Hacking In Brief: 23/07/2011

  • @iburrell

News Corp executive 'leaked Cable story'

Ian Burrell

Kroll, the global corporate investigations company, has named a top News Corp executive as the strong suspect in "orchestrating" the leak of a tape which led to the downfall of Business Secretary Vince Cable, who claimed he had "declared war" on Rupert Murdoch.

Will Lewis, until recently Group General Manager of News International and an ex-editor of The Daily Telegraph, was named in a Kroll report commissioned by Telegraph Media Group (TMG), after its tape of Cable's remarks was leaked to Robert Peston, the BBC business editor. In its report, obtained by Reuters, Kroll said: "Given their employment with News International, their antipathy toward the Telegraph, and their knowledge of the story, we have a strong suspicion that [another Telegraph employee] and Lewis were involved in... the leak."

The investigators found that in the month before the Cable controversy there were 550 emails between Lewis and two senior figures at his former paper.

The tape was obtained by undercover Telegraph reporters but leaked to the BBC before its contents were published.

Lewis is now working for a "Management & Standards Committee" set up by News Corp to investigate the phone-hacking scandal at the News of the World.

Probe launched in Scotland

Jonathan Brown

A criminal investigation into phone-hacking and allegations that Andy Coulson, pictured, and other News International executives lied under oath during the perjury trial of socialist politician Tommy Sheridan, has begun in Scotland, it was announced last night.

Sheridan was subsequently found guilty and jailed for three years.

In a statement, the Scottish Crown Office said it would also be examining allegations of police corruption and claims that officers provided information and personal data to journalists and investigators working for the News of the World.

In addition, the inquiry would be looking at claims that the laws on personal data were breached following a two-week investigation by Strathclyde police. A spokesman for the Crown Office said: "The investigation will be progressed expeditiously and in close liaison with the area Procurator Fiscal and Crown Counsel. "Significant resources will be deployed though these will vary with the needs of the investigation."

Yates sues Evening Standard for libel

Chris Green

One of the police chiefs forced to resign over his performance during the phone-hacking scandal has launched a libel action against the London Evening Standard.

Former assistant commissioner John Yates has issued proceedings over coverage of his conduct. In July 2009, when new allegations emerged, he spent only eight hours deciding not to investigate them.
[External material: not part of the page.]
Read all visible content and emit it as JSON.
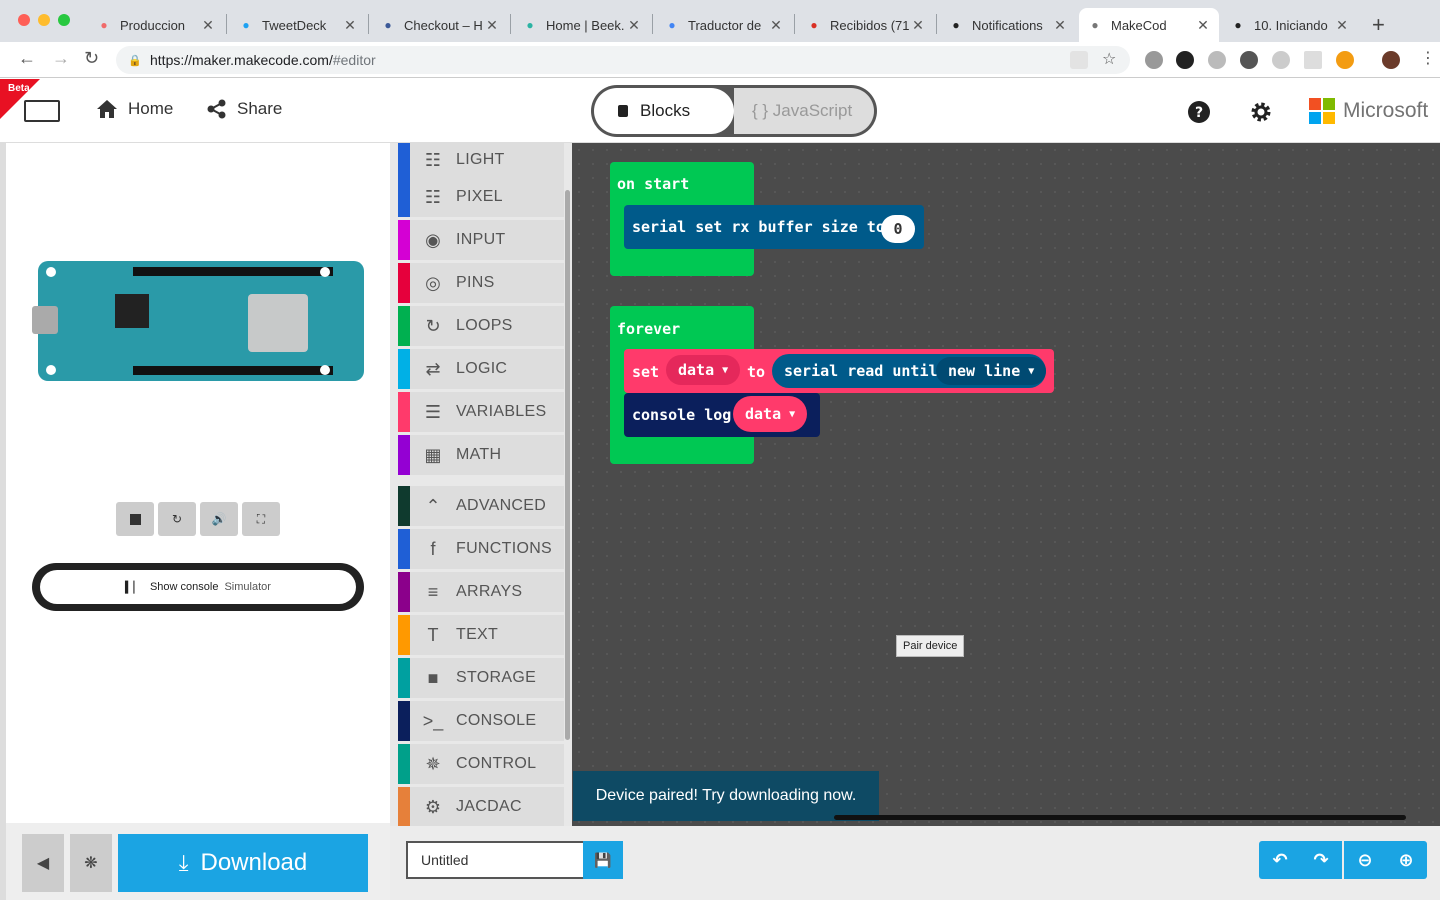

He quit on Monday as the Metropolitan Police Authority suspended him and referred claims of his relationship with hacking suspect Neil Wallis to the Independent Police Complaints Commission.